TASK DESCRIPTION: Please reproduce all of the data exactly as it appears, but skip the pictures.

DATA PROVIDED:
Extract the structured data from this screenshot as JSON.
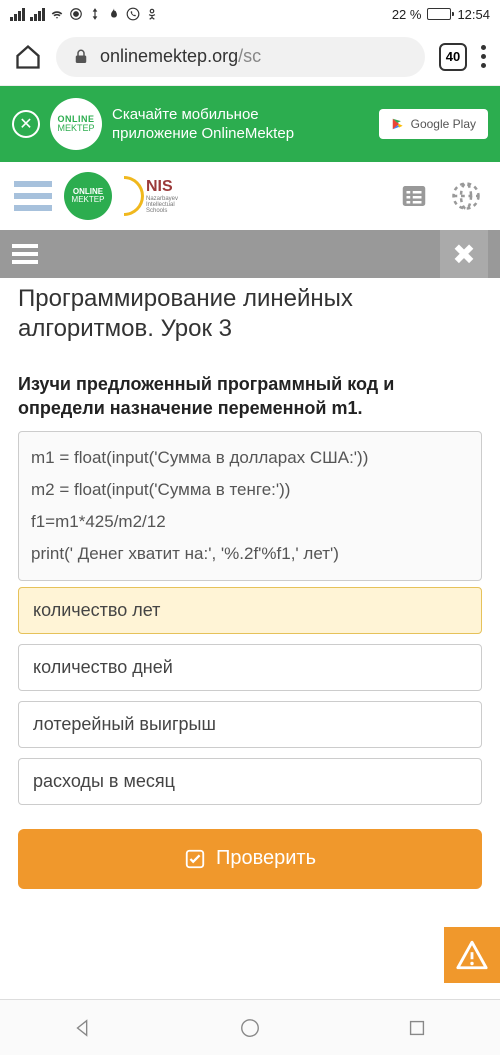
{
  "status_bar": {
    "battery_pct": "22 %",
    "time": "12:54"
  },
  "browser": {
    "url_host": "onlinemektep.org",
    "url_path": "/sc",
    "tab_count": "40"
  },
  "banner": {
    "logo_top": "ONLINE",
    "logo_bottom": "MEKTEP",
    "text_line1": "Скачайте мобильное",
    "text_line2": "приложение OnlineMektep",
    "store_label": "Google Play"
  },
  "site_header": {
    "logo_top": "ONLINE",
    "logo_bottom": "MEKTEP",
    "nis_label": "NIS",
    "nis_sub1": "Nazarbayev",
    "nis_sub2": "Intellectual",
    "nis_sub3": "Schools"
  },
  "lesson": {
    "title": "Программирование линейных алгоритмов. Урок 3",
    "question": "Изучи предложенный программный код и определи назначение переменной m1.",
    "code": [
      "m1 = float(input('Сумма в долларах США:'))",
      "m2 = float(input('Сумма в тенге:'))",
      "f1=m1*425/m2/12",
      "print(' Денег хватит на:', '%.2f'%f1,' лет')"
    ],
    "answers": [
      "количество лет",
      "количество дней",
      "лотерейный выигрыш",
      "расходы в месяц"
    ],
    "selected_index": 0,
    "check_label": "Проверить"
  }
}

RESPONSE TO THE TASK:
Extract the structured data from this screenshot as JSON.
{
  "status_bar": {
    "battery_pct": "22 %",
    "time": "12:54"
  },
  "browser": {
    "url_host": "onlinemektep.org",
    "url_path": "/sc",
    "tab_count": "40"
  },
  "banner": {
    "logo_top": "ONLINE",
    "logo_bottom": "MEKTEP",
    "text_line1": "Скачайте мобильное",
    "text_line2": "приложение OnlineMektep",
    "store_label": "Google Play"
  },
  "site_header": {
    "logo_top": "ONLINE",
    "logo_bottom": "MEKTEP",
    "nis_label": "NIS",
    "nis_sub1": "Nazarbayev",
    "nis_sub2": "Intellectual",
    "nis_sub3": "Schools"
  },
  "lesson": {
    "title": "Программирование линейных алгоритмов. Урок 3",
    "question": "Изучи предложенный программный код и определи назначение переменной m1.",
    "code": [
      "m1 = float(input('Сумма в долларах США:'))",
      "m2 = float(input('Сумма в тенге:'))",
      "f1=m1*425/m2/12",
      "print(' Денег хватит на:', '%.2f'%f1,' лет')"
    ],
    "answers": [
      "количество лет",
      "количество дней",
      "лотерейный выигрыш",
      "расходы в месяц"
    ],
    "selected_index": 0,
    "check_label": "Проверить"
  }
}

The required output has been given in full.